Characters will also experience a stress reaction to pain, meaning their heart rate and blood pressure can rise, their body becomes increasingly tense, their breathing may change and tears may form.
TIP: Using POV visceral sensations to show what they’re experiencing is a great way to communicate the strain they’re under.
After: Recovery and Aftereffects
After an injury or event that causes pain, your character may have a hard time with mobility, balance, and cognitive processing, so keep this in mind when you show readers what happens next. Your character likely will try and protect the injury, meaning they may hunch over as they walk, cradle a broken arm, limp, or do everything with one hand to save more injury to the other. They might have a loss of energy or motor control, have a delayed reaction time, and seek to distance themselves from others so they can process what happened and heal in private. So think about what your character will be doing in the aftermath of a bodily injury.

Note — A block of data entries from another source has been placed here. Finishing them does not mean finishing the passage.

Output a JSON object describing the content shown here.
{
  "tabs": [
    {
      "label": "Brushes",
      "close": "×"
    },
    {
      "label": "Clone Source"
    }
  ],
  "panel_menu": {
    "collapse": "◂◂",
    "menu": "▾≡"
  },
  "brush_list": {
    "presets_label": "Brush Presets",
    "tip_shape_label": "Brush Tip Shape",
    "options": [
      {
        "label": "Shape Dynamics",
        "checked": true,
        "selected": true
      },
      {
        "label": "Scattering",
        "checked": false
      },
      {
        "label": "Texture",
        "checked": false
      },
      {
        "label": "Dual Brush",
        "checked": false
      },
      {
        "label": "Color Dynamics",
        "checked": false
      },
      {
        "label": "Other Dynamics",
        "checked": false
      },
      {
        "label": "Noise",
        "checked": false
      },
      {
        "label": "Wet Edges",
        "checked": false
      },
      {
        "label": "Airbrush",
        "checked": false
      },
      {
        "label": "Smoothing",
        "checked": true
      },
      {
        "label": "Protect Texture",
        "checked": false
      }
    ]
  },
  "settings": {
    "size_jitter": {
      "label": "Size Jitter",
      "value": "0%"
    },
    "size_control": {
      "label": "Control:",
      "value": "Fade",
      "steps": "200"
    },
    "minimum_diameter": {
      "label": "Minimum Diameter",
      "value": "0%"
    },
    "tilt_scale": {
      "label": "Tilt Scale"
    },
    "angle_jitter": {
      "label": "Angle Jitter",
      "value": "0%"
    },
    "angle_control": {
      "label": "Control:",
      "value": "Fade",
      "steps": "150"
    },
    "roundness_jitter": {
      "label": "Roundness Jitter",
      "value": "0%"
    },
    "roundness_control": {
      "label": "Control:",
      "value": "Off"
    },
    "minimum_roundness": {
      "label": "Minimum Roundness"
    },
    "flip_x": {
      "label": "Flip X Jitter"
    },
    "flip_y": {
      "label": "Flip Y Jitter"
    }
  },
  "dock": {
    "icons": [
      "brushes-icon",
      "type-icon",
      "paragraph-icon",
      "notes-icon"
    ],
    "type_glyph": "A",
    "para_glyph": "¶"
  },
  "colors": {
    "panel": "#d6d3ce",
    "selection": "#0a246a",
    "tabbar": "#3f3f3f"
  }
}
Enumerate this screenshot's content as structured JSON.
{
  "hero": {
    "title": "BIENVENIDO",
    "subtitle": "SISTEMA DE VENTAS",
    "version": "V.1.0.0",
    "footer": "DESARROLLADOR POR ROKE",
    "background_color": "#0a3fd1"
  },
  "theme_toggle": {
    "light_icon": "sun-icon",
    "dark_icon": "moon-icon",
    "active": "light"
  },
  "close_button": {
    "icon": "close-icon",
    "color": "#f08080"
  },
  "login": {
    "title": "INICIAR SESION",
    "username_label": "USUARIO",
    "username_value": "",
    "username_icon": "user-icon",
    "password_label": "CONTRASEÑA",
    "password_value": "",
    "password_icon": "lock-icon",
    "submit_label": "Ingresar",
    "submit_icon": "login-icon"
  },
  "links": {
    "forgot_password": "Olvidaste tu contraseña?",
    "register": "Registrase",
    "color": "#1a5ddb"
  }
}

Everyone copes with pain differently, especially pain that scores an emotional hit. Time will be needed to fully process what happened, and if the emotional hurt is far too painful to examine, characters try to bury it rather than work through it in a healthy way, leading to personality and behavioral shifts that change how they interact with the world and those in it. Unresolved emotional wounds are sources of ongoing pain, so a bit of research here on what this looks like for the type of wound is key.
If your character suffered a physical injury or illness, the healing process can include different types of pain – tenderness, strain, headaches, itchiness, and the like. They may need to rest or sleep more, and if this is impossible because the danger in ongoing, their energy may drain further. It could slow their healing, and open them to infections and more injuries.

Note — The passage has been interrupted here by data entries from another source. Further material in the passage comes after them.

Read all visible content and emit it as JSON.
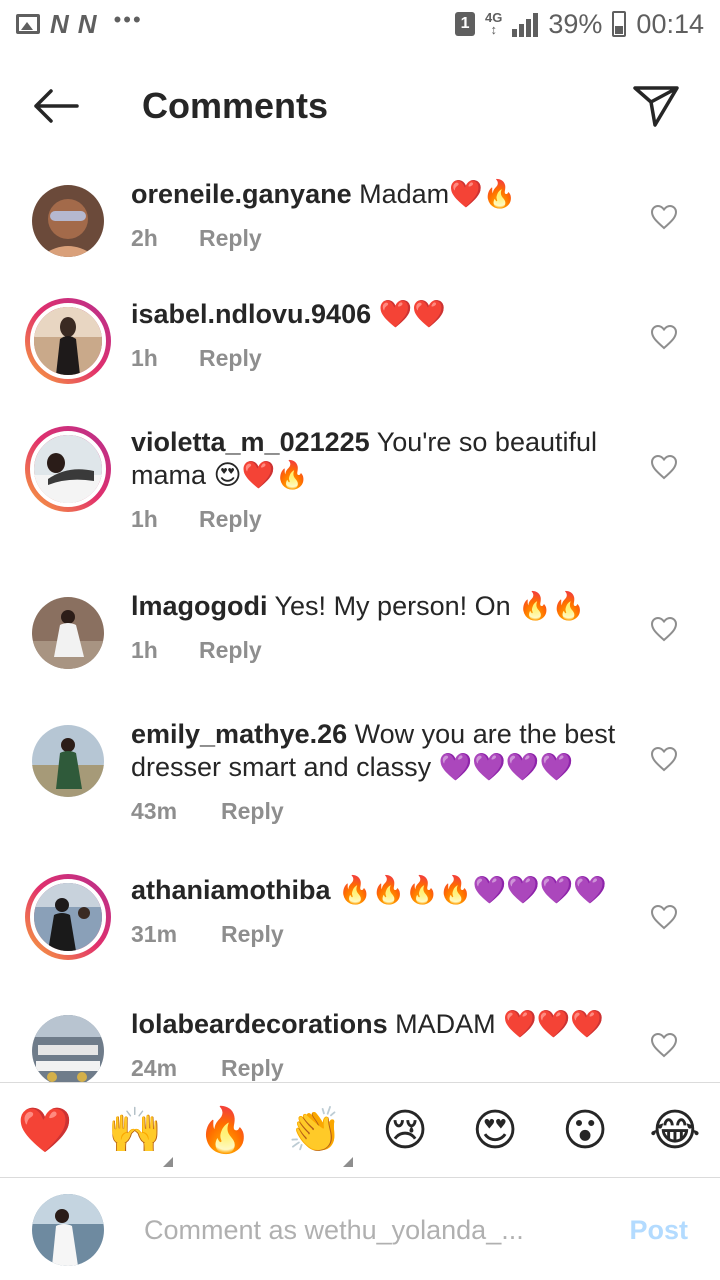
{
  "status_bar": {
    "sim_slot": "1",
    "network": "4G",
    "battery": "39%",
    "time": "00:14",
    "left_icons": [
      "image-icon",
      "n-notification-icon",
      "n-notification-icon",
      "more-dots-icon"
    ]
  },
  "header": {
    "title": "Comments",
    "back_icon": "arrow-left-icon",
    "share_icon": "paper-plane-icon"
  },
  "comments": [
    {
      "username": "oreneile.ganyane",
      "text": "Madam❤️🔥",
      "time": "2h",
      "reply": "Reply",
      "story_ring": false
    },
    {
      "username": "isabel.ndlovu.9406",
      "text": "❤️❤️",
      "time": "1h",
      "reply": "Reply",
      "story_ring": true
    },
    {
      "username": "violetta_m_021225",
      "text": "You're so beautiful mama 😍❤️🔥",
      "time": "1h",
      "reply": "Reply",
      "story_ring": true
    },
    {
      "username": "lmagogodi",
      "text": "Yes! My person! On 🔥🔥",
      "time": "1h",
      "reply": "Reply",
      "story_ring": false
    },
    {
      "username": "emily_mathye.26",
      "text": "Wow you are the best dresser smart and classy 💜💜💜💜",
      "time": "43m",
      "reply": "Reply",
      "story_ring": false
    },
    {
      "username": "athaniamothiba",
      "text": "🔥🔥🔥🔥💜💜💜💜",
      "time": "31m",
      "reply": "Reply",
      "story_ring": true
    },
    {
      "username": "lolabeardecorations",
      "text": "MADAM ❤️❤️❤️",
      "time": "24m",
      "reply": "Reply",
      "story_ring": false
    }
  ],
  "emoji_bar": [
    "❤️",
    "🙌",
    "🔥",
    "👏",
    "😢",
    "😍",
    "😮",
    "😂"
  ],
  "input": {
    "placeholder": "Comment as wethu_yolanda_...",
    "post_label": "Post"
  },
  "colors": {
    "text": "#262626",
    "meta": "#8e8e8e",
    "post_disabled": "#b3dbff",
    "story_ring_start": "#f9a93a",
    "story_ring_end": "#b52f8f"
  }
}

After an injury heals, your character may have scars, less range of movement, or suffer debilitating migraines or other internal reactions. Depending on what they experienced, they may also carry new fears, anxieties, a decreased ability to take risks, and even PTSD or other conditions that they will carry with them. Each new encounter with pain will make your character more wary and watchful for any circumstances where it might reoccur, so remember that as they move forward in the story.
Realistic Fiction Sometimes Means Ignoring Hollywood
Because movies only have so much time to show everything they need to, the stages of pain awareness are sometimes skimmed over. Often there’s a split-second awareness of danger and then the camera focuses on the character being injured, whether it’s a gun shot wound to the thigh or a six-pack of punches to the gut. They falter briefly, then rally to win. But when we see them again after the climax, they are usually not as in bad shape as they should be, or are miraculously fine (I’m looking at you, Jack Ryan, and your ability to be perky and ready to go after several rounds of boiling water-and-salt torture!).
Movies and TV can sometimes get away with this, but books, not so much. Readers want to share the character’s experience, so this means showing things that are true-to-life. You don’t have to go overboard and show every detail, but make sure to convey enough of the before-during-after chain that readers feel the character is responding realistically to pain and injury.
Need more ideas on how to show pain? You’ll find this entry in our Emotion Amplifier Thesaurus.
Angela is a writing coach, international speaker, and bestselling author who loves to travel, teach, empower writers, and pay-it-forward. She also is a founder of One Stop For Writers, a portal to powerful, innovative tools to help writers elevate their storytelling.